Being in a building that is on fire can be a terrifying experience for anyone, but kids can feel even more overwhelmed if they don’t understand what’s happening or don’t know what to do. Here are some ways to discuss fire safety with your children.

Talk About Fire Hazards and Keep Dangerous Objects Out of Reach
Many fires start when children are playing with matches or lighters. Discussing the danger and telling your kids not to touch hazardous objects may not be enough. Store those items where your kids can’t get to them. Teach young children not to touch the stove. If necessary, use a gate to keep them out of the kitchen. 

Make Sure Your Kids Know What to Do if a Fire Occurs
Walk through your home, point out smoke detectors and explain that they make a sound if there is a fire. Let your kids hear the sound so they’ll recognize it if a smoke detector goes off. Check smoke alarms monthly and replace the batteries at least once a year.

Explain that if there is a fire, everyone should get out of the house as quickly as possible. Point out ways to escape from every room in the house. Ideally, there should be two exits from each room. 

Make sure that windows can be opened easily and that screens can be removed, even by a young child.

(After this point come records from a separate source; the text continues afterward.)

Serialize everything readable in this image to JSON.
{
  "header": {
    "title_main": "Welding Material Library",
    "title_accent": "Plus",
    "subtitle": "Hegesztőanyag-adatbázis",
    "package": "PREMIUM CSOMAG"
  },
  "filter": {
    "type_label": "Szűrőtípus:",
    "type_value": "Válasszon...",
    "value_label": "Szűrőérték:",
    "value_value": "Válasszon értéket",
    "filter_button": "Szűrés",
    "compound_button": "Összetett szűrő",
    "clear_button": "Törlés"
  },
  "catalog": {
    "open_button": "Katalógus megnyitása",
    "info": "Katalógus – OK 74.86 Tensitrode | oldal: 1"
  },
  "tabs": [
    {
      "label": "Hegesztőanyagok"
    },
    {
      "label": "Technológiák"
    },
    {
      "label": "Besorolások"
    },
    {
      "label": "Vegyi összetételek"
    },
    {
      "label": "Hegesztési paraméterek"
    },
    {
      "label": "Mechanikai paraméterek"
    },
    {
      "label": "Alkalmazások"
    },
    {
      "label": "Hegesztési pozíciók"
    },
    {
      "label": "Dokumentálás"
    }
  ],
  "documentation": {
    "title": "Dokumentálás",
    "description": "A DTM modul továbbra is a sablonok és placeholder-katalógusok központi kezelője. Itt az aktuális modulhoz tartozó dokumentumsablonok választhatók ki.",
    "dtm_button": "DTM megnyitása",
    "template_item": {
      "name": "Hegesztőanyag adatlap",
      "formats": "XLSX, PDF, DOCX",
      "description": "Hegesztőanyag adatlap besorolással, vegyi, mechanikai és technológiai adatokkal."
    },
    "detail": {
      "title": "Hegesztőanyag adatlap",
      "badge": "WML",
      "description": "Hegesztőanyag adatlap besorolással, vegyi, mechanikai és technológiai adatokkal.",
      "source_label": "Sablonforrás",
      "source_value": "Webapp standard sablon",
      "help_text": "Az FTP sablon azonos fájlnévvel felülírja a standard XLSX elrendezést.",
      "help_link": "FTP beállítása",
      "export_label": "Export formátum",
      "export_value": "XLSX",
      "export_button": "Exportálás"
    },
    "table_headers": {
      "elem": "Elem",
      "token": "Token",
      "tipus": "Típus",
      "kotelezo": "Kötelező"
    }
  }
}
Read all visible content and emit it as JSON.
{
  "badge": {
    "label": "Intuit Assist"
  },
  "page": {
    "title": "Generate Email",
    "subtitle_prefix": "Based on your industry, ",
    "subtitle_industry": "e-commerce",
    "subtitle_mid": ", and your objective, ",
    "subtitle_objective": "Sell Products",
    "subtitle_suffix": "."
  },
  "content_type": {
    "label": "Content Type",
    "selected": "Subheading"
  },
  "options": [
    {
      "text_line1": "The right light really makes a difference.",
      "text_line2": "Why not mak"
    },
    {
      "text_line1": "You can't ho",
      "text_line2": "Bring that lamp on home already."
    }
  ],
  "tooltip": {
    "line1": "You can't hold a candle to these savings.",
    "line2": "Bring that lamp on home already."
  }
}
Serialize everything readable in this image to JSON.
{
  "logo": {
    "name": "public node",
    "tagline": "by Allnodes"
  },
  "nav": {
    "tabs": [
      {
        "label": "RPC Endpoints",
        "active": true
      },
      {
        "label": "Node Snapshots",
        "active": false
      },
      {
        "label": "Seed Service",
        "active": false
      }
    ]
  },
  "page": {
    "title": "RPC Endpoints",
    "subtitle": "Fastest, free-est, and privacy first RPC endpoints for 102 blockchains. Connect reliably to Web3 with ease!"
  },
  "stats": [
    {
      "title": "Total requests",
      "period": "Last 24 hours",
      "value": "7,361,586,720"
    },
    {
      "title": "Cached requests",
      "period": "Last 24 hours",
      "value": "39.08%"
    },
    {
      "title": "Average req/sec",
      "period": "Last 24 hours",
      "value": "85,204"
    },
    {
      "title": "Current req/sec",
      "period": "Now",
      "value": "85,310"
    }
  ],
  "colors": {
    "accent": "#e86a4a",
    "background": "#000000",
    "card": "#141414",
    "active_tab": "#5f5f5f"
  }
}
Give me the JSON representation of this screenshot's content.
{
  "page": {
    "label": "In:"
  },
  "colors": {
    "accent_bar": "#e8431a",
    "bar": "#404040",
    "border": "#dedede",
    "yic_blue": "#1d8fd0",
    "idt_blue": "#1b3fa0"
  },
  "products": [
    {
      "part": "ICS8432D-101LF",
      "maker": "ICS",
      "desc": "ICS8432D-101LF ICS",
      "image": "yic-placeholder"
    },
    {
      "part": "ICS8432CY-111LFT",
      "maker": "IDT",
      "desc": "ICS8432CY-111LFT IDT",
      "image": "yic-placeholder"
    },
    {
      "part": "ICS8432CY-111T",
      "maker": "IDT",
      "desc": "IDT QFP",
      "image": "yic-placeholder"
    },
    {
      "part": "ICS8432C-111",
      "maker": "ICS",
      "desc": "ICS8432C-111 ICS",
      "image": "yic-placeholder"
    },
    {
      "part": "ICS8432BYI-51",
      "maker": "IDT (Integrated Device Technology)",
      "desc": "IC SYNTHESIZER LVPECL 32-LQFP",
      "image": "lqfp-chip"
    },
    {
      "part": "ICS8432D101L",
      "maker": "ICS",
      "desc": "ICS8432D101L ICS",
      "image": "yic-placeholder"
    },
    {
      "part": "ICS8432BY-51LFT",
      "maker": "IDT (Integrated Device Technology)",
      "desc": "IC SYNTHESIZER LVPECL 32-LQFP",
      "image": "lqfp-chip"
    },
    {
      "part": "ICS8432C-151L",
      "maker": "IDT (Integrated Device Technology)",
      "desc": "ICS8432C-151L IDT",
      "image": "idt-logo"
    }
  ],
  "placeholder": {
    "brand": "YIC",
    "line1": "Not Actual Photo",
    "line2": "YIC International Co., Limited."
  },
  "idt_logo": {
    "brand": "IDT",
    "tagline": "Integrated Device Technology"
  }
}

Get escape ladders for rooms on the second floor and teach your kids how to use them.

Teach your children how to stop, drop and roll if their clothes catch fire. Explain that running can give the fire oxygen and make things worse.

Designate a meeting place where all family members should go after evacuating the house. Stress that once they get outside, they should not go back in the house for any reason—not to save a family member, pet or possession. If someone is trapped inside, they should tell a firefighter. 

Make sure every child knows how to call 911. Tell them to call from a cell phone or from a neighbor’s home. Stress that they should always get out of the house first. 

Have Fire Drills
Talking about what to do in the event of a fire can be helpful, but practicing can make it sink in more. Have your children climb out of a window and crawl out of the house blindfolded, because in a real fire, smoke may make it difficult to see and breathe. 

Have fire drills on a regular basis, preferably once a month and at different times of day, including in the middle of the night. Don’t tell your kids about fire drills ahead of time. You want them to learn to spring into action quickly so they will be prepared to do so if there is a real fire. 

Hold a family meeting after each fire drill to discuss what went right and ways to improve. Address any problems or areas of confusion so you’ll be better prepared next time.